Since Nigeria’s independence in 1960, the education system has experienced tremendous growth and expansion. However, the education system has only seen quantitative improvements in terms of the number of institutions and students enrolled, with little education in terms of capacity to maintain standards and efficiency in the educational process and products (Okoye, 2005). This condition has been ascribed to the crisis-ridden organization, planning, and administration of the education system. Nwagwu (2007), in a paper titled “The Environment of Crises in the Nigerian Education System,” drew attention to a succession of crippling crises in the system, particularly in the previous two decades, and blamed them on inadequate and incompetent system design and administration. Many issues in education have arisen as a result of educational politics. For example, due to excessive centralization of educational planning and Federal Government meddling in topics that should be handled by the states, educational funding crises, regular staff strikes, and student rioting have become nearly a permanent fixture. “If the Federal Government strives to tackle problems that should be handled locally, it will be less successful in furthering the aims and interests of national development,” according to Adesina (2002). The power struggle between politicians and government officials at the federal level, whether civilian or military, is usually complicated by religious and ethnic attitudes and interests. These factors make policy development and decision-making in education extremely challenging, and they also impact how successfully a policy or program is executed, if it is adopted at all.
OBJECTIVE OF THE STUDY
The major goal of this research is to look at the role of education on Nigerian national development among secondary school students, especially to:
i. Discover the elements that influence Nigerian national development.
ii. Investigate the variables affecting Nigeria’s education industry.
iii. Research the influence of education on Nigeria’s national growth.
i. What are the elements that influence Nigerian national development?
ii. What are the variables affecting Nigeria’s education industry?
iii. What is the influence of education on Nigeria’s national growth?
SIGNIFICANCE OF THE STUDY
The findings of this study may help Nigeria’s education and national development efforts. Stakeholders such as the Ministry of Education, policymakers, teachers, and parents would benefit from this information. The research study may potentially add to the little body of knowledge about education and its role in national development in Nigeria.

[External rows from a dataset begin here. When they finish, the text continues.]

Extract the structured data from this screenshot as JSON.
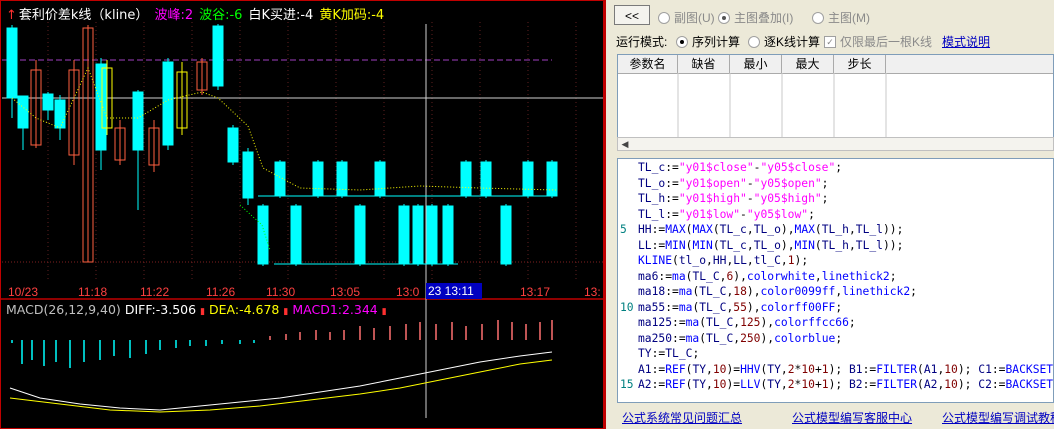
{
  "chart": {
    "title_arrow": "↑",
    "title": "套利价差k线（kline）",
    "peak_label": "波峰:2",
    "trough_label": "波谷:-6",
    "white_k_label": "白K买进:-4",
    "yellow_k_label": "黄K加码:-4",
    "time_ticks": [
      "10/23",
      "11:18",
      "11:22",
      "11:26",
      "11:30",
      "13:05",
      "13:0",
      "13:13",
      "13:17",
      "13:"
    ],
    "cursor_time": "23 13:11",
    "macd_label": "MACD(26,12,9,40)",
    "diff_label": "DIFF:-3.506",
    "dea_label": "DEA:-4.678",
    "macd_value_label": "MACD1:2.344",
    "colors": {
      "cyan": "#00ffff",
      "salmon": "#ff6040",
      "yellow": "#ffff00",
      "magenta": "#ff00ff",
      "green": "#00ff00",
      "white": "#ffffff",
      "red": "#ff3030"
    }
  },
  "editor": {
    "back_button": "<<",
    "view_modes": [
      {
        "label": "副图",
        "key": "(U)",
        "selected": false
      },
      {
        "label": "主图叠加",
        "key": "(I)",
        "selected": true
      },
      {
        "label": "主图",
        "key": "(M)",
        "selected": false
      }
    ],
    "run_mode_label": "运行模式:",
    "run_modes": [
      {
        "label": "序列计算",
        "selected": true
      },
      {
        "label": "逐K线计算",
        "selected": false
      }
    ],
    "last_bar_only": "仅限最后一根K线",
    "mode_help": "模式说明",
    "param_columns": [
      "参数名",
      "缺省",
      "最小",
      "最大",
      "步长"
    ],
    "code_lines": [
      {
        "n": "",
        "t": "TL_c:=\"y01$close\"-\"y05$close\";"
      },
      {
        "n": "",
        "t": "TL_o:=\"y01$open\"-\"y05$open\";"
      },
      {
        "n": "",
        "t": "TL_h:=\"y01$high\"-\"y05$high\";"
      },
      {
        "n": "",
        "t": "TL_l:=\"y01$low\"-\"y05$low\";"
      },
      {
        "n": "5",
        "t": "HH:=MAX(MAX(TL_c,TL_o),MAX(TL_h,TL_l));"
      },
      {
        "n": "",
        "t": "LL:=MIN(MIN(TL_c,TL_o),MIN(TL_h,TL_l));"
      },
      {
        "n": "",
        "t": "KLINE(tl_o,HH,LL,tl_C,1);"
      },
      {
        "n": "",
        "t": "ma6:=ma(TL_C,6),colorwhite,linethick2;"
      },
      {
        "n": "",
        "t": "ma18:=ma(TL_C,18),color0099ff,linethick2;"
      },
      {
        "n": "10",
        "t": "ma55:=ma(TL_C,55),colorff00FF;"
      },
      {
        "n": "",
        "t": "ma125:=ma(TL_C,125),colorffcc66;"
      },
      {
        "n": "",
        "t": "ma250:=ma(TL_C,250),colorblue;"
      },
      {
        "n": "",
        "t": "TY:=TL_C;"
      },
      {
        "n": "",
        "t": "A1:=REF(TY,10)=HHV(TY,2*10+1); B1:=FILTER(A1,10); C1:=BACKSET"
      },
      {
        "n": "15",
        "t": "A2:=REF(TY,10)=LLV(TY,2*10+1); B2:=FILTER(A2,10); C2:=BACKSET"
      }
    ],
    "footer_links": [
      "公式系统常见问题汇总",
      "公式模型编写客服中心",
      "公式模型编写调试教程"
    ]
  }
}
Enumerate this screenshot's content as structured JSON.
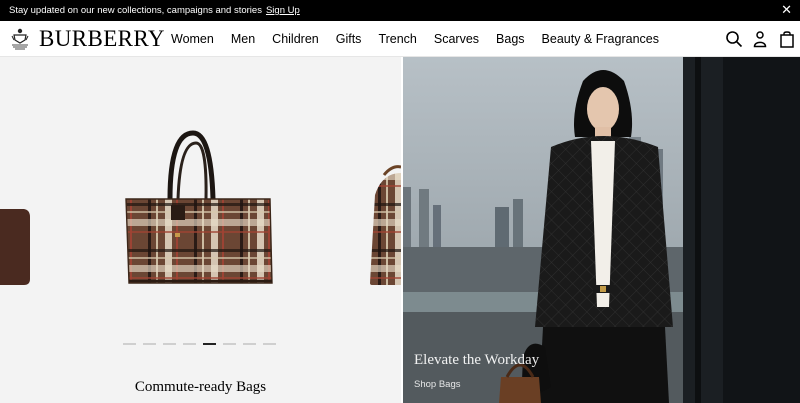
{
  "announcement": {
    "text": "Stay updated on our new collections, campaigns and stories",
    "link": "Sign Up",
    "close": "✕"
  },
  "brand": {
    "logo": "BURBERRY"
  },
  "nav": {
    "items": [
      "Women",
      "Men",
      "Children",
      "Gifts",
      "Trench",
      "Scarves",
      "Bags",
      "Beauty & Fragrances"
    ]
  },
  "header_icons": [
    "search-icon",
    "account-icon",
    "bag-icon"
  ],
  "carousel": {
    "caption": "Commute-ready Bags",
    "slide_count": 8,
    "active_index": 4
  },
  "promo": {
    "title": "Elevate the Workday",
    "link": "Shop Bags"
  },
  "colors": {
    "announcement_bg": "#000000",
    "check_brown": "#6b4634",
    "panel_bg": "#f3f3f3"
  }
}
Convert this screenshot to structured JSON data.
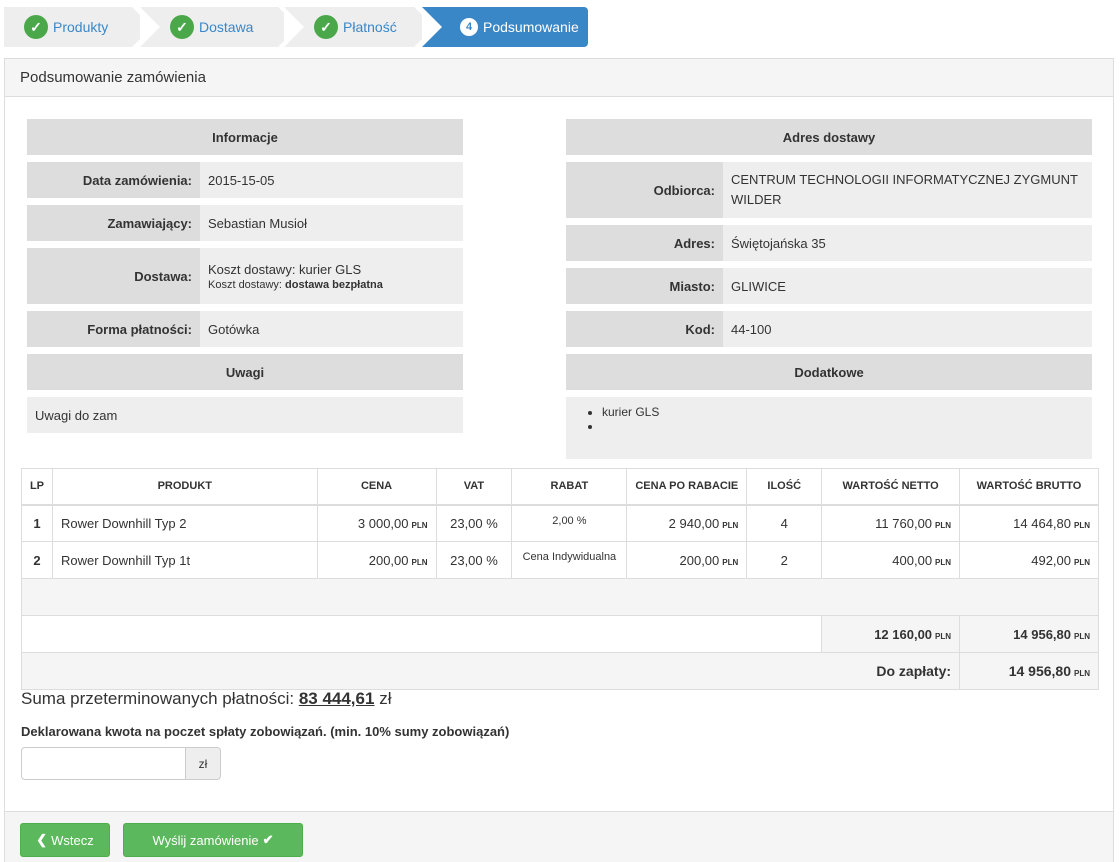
{
  "wizard": {
    "steps": [
      {
        "label": "Produkty"
      },
      {
        "label": "Dostawa"
      },
      {
        "label": "Płatność"
      },
      {
        "label": "Podsumowanie",
        "number": "4"
      }
    ]
  },
  "panel": {
    "title": "Podsumowanie zamówienia"
  },
  "info": {
    "header": "Informacje",
    "rows": [
      {
        "label": "Data zamówienia:",
        "value": "2015-15-05"
      },
      {
        "label": "Zamawiający:",
        "value": "Sebastian Musioł"
      },
      {
        "label": "Dostawa:",
        "value": "Koszt dostawy: kurier GLS",
        "sub_label": "Koszt dostawy:",
        "sub_value": "dostawa bezpłatna"
      },
      {
        "label": "Forma płatności:",
        "value": "Gotówka"
      }
    ],
    "notes_header": "Uwagi",
    "notes": "Uwagi do zam"
  },
  "address": {
    "header": "Adres dostawy",
    "rows": [
      {
        "label": "Odbiorca:",
        "value": "CENTRUM TECHNOLOGII INFORMATYCZNEJ ZYGMUNT WILDER"
      },
      {
        "label": "Adres:",
        "value": "Świętojańska 35"
      },
      {
        "label": "Miasto:",
        "value": "GLIWICE"
      },
      {
        "label": "Kod:",
        "value": "44-100"
      }
    ],
    "extra_header": "Dodatkowe",
    "extra_items": [
      "kurier GLS",
      ""
    ]
  },
  "table": {
    "headers": [
      "LP",
      "PRODUKT",
      "CENA",
      "VAT",
      "RABAT",
      "CENA PO RABACIE",
      "ILOŚĆ",
      "WARTOŚĆ NETTO",
      "WARTOŚĆ BRUTTO"
    ],
    "currency": "PLN",
    "rows": [
      {
        "lp": "1",
        "product": "Rower Downhill Typ 2",
        "price": "3 000,00",
        "vat": "23,00 %",
        "discount": "2,00 %",
        "price_after": "2 940,00",
        "qty": "4",
        "net": "11 760,00",
        "gross": "14 464,80"
      },
      {
        "lp": "2",
        "product": "Rower Downhill Typ 1t",
        "price": "200,00",
        "vat": "23,00 %",
        "discount": "Cena Indywidualna",
        "price_after": "200,00",
        "qty": "2",
        "net": "400,00",
        "gross": "492,00"
      }
    ],
    "total_net": "12 160,00",
    "total_gross": "14 956,80",
    "to_pay_label": "Do zapłaty:",
    "to_pay": "14 956,80"
  },
  "overdue": {
    "label": "Suma przeterminowanych płatności:",
    "amount": "83 444,61",
    "currency": "zł"
  },
  "declared": {
    "label": "Deklarowana kwota na poczet spłaty zobowiązań. (min. 10% sumy zobowiązań)",
    "value": "",
    "addon": "zł"
  },
  "buttons": {
    "back": "Wstecz",
    "submit": "Wyślij zamówienie"
  },
  "colors": {
    "primary": "#3a87c8",
    "success": "#5cb85c"
  }
}
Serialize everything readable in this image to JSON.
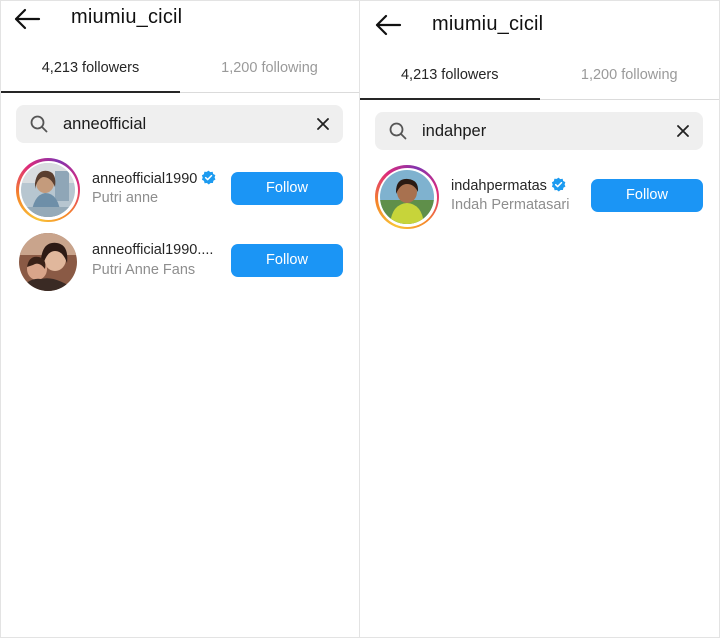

SCOPE OF THE STUDY
This study covers education and national development role in nigeria.
DEFINITION OF TERMS
Education is the process of receiving or imparting systematic instruction, particularly in a school or university setting.
National development is defined as “the overall influence of all citizen forces, as well as additions to the stock of physical, human, and knowledge and skill resources.”
Role: A person’s or thing’s role in a circumstance is the function they adopt or the part they perform.